#### [Task details]
Below are the entries; count the lines in them that contain the word "name" and give only the number.

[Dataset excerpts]
☆ ☆ ☆ ☆ ☆

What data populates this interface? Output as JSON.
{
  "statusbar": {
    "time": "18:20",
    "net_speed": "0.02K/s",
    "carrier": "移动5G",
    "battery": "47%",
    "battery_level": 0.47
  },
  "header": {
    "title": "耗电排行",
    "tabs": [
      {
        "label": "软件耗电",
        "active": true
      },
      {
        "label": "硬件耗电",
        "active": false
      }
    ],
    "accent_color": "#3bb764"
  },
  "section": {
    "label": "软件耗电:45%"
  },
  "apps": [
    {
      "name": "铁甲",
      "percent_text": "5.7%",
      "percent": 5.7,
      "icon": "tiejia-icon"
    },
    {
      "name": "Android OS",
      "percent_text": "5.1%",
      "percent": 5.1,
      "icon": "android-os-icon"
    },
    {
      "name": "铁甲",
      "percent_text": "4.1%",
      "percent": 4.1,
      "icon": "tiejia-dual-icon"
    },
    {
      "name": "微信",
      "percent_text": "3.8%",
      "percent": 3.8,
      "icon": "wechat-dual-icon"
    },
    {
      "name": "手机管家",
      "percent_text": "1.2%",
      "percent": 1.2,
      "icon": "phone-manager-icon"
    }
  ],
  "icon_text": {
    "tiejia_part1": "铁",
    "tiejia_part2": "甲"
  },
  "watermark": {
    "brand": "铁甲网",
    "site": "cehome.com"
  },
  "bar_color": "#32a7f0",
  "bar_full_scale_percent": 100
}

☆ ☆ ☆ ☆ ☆

#### [The answer]
5